Law School Team Wins Tulane Negotiation Competition 

Alexia Boggs and Clayton Adams

Alexia Boggs and Clayton Adams

Team of two students are members of the school’s Negotiation Board

OXFORD, Miss.– University of Mississippi School of Law students Clayton Adams and Alexia Boggs took the title in the Tulane Professional Football Negotiation Competition hosted by Tulane University Law School January 29-30, 2016.

The competition consisted of 20 total teams from 18 different schools.  The pair went through three rounds before entering the championship round against Fowler School of Law. The competition is hosted by the Tulane Sports Law Society, and is a simulated contract negotiation using real life scenarios and actual upcoming NFL free agents.

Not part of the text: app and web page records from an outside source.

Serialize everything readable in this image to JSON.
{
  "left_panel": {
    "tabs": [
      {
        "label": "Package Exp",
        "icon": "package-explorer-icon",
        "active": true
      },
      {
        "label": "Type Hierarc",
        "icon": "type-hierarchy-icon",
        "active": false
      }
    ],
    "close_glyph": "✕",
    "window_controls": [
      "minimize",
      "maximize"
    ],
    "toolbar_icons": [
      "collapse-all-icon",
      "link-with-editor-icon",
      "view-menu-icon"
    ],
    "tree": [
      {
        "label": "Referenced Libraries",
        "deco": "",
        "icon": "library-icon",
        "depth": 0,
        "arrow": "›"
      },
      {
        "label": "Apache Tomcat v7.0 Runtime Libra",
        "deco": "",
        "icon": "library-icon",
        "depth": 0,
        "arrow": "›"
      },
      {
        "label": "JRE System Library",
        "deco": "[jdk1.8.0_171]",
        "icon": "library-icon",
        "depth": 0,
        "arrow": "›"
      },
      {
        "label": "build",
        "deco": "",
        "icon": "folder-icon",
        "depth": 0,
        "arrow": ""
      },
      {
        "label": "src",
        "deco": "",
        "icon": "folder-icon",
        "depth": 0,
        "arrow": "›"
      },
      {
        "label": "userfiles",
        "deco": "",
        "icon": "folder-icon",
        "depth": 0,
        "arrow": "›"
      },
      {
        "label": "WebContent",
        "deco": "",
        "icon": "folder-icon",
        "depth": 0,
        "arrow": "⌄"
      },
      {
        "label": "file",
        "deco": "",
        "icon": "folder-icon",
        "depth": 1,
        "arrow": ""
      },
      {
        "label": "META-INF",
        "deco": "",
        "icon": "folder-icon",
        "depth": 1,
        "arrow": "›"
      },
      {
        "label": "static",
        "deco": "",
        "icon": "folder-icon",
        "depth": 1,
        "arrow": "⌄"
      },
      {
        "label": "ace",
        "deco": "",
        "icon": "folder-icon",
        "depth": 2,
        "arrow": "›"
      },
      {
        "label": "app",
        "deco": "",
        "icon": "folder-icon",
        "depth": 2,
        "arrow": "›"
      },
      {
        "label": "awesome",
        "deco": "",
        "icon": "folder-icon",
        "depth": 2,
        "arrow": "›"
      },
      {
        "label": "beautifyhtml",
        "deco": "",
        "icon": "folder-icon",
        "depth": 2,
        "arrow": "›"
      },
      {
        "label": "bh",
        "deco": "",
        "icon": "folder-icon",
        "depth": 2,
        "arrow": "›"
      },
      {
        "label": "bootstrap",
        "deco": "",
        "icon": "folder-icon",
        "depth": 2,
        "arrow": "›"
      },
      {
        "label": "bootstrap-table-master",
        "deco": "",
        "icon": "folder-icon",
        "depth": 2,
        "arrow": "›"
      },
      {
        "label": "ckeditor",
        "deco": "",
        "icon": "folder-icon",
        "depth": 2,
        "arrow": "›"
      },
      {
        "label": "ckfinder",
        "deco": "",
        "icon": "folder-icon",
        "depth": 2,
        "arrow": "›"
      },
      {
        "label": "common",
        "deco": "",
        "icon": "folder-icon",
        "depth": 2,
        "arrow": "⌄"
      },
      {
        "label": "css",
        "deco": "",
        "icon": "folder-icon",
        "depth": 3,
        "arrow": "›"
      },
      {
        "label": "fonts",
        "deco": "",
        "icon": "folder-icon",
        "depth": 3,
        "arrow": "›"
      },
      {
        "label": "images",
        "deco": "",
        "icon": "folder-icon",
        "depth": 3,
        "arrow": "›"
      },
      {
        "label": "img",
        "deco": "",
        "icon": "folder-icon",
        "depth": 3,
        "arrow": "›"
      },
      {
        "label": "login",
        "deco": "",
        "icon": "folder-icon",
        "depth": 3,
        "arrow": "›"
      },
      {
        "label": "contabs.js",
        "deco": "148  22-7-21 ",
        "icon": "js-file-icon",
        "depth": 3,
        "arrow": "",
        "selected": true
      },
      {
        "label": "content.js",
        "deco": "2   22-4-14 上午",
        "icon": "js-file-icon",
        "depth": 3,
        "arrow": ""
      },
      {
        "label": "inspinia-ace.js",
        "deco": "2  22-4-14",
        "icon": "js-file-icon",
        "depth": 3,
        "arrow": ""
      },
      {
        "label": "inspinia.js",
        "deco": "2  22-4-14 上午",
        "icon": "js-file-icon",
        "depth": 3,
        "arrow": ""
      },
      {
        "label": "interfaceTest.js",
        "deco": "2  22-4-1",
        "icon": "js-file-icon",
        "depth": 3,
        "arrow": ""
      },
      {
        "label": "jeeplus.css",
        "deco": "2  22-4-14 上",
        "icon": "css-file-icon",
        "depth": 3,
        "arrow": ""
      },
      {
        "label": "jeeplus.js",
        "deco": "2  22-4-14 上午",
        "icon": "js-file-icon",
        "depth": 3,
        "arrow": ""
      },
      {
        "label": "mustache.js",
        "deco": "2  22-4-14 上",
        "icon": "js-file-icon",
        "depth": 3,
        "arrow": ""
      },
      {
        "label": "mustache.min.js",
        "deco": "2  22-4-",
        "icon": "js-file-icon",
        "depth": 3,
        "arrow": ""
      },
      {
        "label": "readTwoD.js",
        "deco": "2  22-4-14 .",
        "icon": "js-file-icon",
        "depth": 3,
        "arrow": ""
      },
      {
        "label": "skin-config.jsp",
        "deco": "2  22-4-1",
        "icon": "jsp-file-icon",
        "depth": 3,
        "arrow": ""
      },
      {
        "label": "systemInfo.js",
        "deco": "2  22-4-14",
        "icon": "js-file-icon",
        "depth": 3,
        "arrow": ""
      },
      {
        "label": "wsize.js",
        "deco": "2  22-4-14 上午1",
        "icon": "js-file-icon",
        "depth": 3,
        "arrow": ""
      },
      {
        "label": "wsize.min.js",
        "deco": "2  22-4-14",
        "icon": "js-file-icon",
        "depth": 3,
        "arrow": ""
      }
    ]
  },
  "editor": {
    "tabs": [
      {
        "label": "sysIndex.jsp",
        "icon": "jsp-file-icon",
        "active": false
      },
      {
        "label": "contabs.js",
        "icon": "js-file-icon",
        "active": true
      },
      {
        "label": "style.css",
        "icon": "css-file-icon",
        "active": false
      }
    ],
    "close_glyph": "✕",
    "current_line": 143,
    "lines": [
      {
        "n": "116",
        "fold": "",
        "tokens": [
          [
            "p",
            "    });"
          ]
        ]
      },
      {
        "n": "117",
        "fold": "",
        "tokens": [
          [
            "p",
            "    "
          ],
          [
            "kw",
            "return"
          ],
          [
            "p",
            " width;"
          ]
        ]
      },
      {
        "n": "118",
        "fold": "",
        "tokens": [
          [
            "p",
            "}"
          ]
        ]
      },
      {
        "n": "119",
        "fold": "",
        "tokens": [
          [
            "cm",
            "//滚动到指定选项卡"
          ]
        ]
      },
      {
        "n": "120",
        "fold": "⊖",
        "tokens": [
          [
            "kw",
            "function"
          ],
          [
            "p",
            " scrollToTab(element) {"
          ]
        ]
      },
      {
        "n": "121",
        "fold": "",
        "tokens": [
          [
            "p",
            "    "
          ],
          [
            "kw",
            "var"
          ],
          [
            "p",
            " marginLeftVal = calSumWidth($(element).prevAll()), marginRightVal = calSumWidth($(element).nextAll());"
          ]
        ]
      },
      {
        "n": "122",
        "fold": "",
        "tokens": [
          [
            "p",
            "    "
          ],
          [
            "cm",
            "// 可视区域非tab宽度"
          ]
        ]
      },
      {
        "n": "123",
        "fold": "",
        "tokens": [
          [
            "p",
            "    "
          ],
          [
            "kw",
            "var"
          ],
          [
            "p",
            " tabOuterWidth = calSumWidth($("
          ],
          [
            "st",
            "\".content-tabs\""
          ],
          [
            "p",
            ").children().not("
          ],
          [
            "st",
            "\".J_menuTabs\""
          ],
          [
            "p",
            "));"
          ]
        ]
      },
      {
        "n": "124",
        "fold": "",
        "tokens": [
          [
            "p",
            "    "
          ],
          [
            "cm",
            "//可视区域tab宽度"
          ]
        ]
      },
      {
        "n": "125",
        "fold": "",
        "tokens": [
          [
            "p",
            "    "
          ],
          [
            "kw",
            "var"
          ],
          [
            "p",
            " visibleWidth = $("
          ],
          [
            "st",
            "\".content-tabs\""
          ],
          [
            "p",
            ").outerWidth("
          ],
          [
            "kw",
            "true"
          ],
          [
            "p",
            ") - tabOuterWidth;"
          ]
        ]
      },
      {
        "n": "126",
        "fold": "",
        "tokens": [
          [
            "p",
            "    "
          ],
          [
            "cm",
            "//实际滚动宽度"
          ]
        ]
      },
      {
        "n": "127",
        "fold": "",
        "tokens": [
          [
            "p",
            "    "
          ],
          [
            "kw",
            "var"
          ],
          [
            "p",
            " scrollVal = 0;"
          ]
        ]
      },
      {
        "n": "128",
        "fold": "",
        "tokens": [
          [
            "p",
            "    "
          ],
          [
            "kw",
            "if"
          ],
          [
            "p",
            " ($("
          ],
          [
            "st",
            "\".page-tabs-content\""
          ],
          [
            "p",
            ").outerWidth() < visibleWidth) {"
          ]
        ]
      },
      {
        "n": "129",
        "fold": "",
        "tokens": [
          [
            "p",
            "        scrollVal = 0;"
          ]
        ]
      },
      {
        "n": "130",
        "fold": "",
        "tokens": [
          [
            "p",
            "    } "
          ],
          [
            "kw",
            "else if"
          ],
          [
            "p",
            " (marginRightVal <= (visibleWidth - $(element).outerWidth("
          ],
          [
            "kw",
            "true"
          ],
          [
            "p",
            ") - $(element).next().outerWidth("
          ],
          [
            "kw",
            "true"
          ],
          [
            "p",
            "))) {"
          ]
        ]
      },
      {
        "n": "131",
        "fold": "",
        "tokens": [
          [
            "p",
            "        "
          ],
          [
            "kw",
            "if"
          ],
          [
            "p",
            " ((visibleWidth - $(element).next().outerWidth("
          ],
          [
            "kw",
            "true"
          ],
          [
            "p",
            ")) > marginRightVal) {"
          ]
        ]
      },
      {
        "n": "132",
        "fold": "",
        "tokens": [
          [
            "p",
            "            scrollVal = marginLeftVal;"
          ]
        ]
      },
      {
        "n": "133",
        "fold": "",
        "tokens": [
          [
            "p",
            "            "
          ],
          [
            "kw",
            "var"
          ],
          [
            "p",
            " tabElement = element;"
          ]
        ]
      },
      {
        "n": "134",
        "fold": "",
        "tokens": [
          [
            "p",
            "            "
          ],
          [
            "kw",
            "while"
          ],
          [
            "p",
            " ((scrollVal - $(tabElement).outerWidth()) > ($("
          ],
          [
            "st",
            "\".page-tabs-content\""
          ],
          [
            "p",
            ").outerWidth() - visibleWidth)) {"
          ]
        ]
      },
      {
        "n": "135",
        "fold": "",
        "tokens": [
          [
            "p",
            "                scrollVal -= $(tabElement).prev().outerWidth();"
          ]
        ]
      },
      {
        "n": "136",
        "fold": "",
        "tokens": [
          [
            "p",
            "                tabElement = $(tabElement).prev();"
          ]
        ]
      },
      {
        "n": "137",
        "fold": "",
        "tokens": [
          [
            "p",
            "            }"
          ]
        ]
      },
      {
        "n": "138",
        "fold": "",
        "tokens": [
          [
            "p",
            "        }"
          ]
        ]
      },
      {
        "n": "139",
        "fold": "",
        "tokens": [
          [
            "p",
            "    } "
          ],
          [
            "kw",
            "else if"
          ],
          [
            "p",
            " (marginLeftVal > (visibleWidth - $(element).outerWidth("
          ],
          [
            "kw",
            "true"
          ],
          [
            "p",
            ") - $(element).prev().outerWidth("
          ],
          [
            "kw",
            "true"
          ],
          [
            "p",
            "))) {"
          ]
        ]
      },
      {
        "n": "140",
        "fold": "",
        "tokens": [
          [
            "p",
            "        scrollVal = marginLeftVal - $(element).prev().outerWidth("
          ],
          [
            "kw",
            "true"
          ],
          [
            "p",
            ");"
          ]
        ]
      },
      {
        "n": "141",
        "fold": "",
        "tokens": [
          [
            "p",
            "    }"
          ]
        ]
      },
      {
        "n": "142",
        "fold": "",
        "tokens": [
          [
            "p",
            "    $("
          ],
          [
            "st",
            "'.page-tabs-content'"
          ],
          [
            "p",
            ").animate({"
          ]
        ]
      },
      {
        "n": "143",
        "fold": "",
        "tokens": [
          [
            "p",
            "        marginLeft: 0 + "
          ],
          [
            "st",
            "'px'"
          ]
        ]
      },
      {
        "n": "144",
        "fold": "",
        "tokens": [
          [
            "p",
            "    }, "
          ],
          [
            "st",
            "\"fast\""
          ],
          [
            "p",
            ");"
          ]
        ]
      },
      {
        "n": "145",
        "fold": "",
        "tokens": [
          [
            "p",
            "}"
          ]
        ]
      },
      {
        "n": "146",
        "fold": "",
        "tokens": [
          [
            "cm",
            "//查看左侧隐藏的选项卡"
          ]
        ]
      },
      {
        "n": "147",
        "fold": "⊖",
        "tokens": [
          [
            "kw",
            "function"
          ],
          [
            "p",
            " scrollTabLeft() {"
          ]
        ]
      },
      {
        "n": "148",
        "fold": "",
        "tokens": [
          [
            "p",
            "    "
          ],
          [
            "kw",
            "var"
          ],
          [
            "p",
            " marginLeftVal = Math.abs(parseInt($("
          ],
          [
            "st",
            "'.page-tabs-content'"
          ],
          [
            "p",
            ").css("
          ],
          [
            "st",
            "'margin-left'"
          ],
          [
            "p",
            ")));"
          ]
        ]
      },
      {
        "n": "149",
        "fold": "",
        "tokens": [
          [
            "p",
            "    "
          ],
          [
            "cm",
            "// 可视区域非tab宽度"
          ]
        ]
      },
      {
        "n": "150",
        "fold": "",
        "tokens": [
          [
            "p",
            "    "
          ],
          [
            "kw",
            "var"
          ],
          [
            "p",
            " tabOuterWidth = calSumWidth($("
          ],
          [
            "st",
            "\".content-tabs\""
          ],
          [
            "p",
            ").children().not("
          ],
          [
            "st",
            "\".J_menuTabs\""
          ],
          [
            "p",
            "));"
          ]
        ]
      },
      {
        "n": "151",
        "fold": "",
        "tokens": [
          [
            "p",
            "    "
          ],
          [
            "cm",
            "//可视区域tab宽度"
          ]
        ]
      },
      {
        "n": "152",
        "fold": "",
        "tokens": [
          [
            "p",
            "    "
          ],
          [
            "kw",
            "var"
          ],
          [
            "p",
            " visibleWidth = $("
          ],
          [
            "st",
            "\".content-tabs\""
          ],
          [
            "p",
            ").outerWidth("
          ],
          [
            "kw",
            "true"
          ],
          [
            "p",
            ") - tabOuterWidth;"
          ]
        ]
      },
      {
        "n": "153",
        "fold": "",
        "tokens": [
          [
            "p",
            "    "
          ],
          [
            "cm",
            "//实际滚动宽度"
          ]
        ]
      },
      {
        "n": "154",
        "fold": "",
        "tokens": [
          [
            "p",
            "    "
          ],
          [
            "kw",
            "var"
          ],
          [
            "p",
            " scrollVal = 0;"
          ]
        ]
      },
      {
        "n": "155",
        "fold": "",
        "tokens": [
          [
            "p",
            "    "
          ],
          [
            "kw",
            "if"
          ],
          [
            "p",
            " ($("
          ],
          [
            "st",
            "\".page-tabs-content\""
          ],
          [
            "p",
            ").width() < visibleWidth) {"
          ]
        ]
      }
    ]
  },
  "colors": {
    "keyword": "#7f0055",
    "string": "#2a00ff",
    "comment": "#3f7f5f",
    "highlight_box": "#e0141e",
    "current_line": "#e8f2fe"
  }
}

“The competition was exciting and a great learning experience,” Boggs said.

“When Clayton and I started prepping for the competition, I knew next to nothing about actual NFL players, much less their contracts. Aside from solidifying my love of contract drafting and negotiation, the experience benefitted me as a legal professional by teaching me how to successfully advocate for my client, even when I am starting from scratch.”

The competition is designed to help students hone their negotiation skills while learning about actual NFL contracts. Judges included professionals in the NFL world, including the vice presidents of football administration for the Kansas City Chiefs and New Orleans Saints, and football administration coordinator for the Chicago Bears.

Boggs, a second year student, and Adams, a third year, participated as part of the law school’s Negotiation Board, housed in the Business Law Institute.  The Business Law Institute was developed to specifically train business lawyers through active learning, like the negotiation competition.

“As to being on the Negotiation Board, I think the benefit to a law student is that it is as close to real deal making as someone can get,” says Douglas MacKimm, chair of the Negotiation Board. “There is an expectation for modern attorneys to be strong negotiators, and this Board allows us to develop a very practical skill that has value in whatever type of career follows law school.”

For more information on the competition, visit Tulane’s website.

By: Meghan Burnett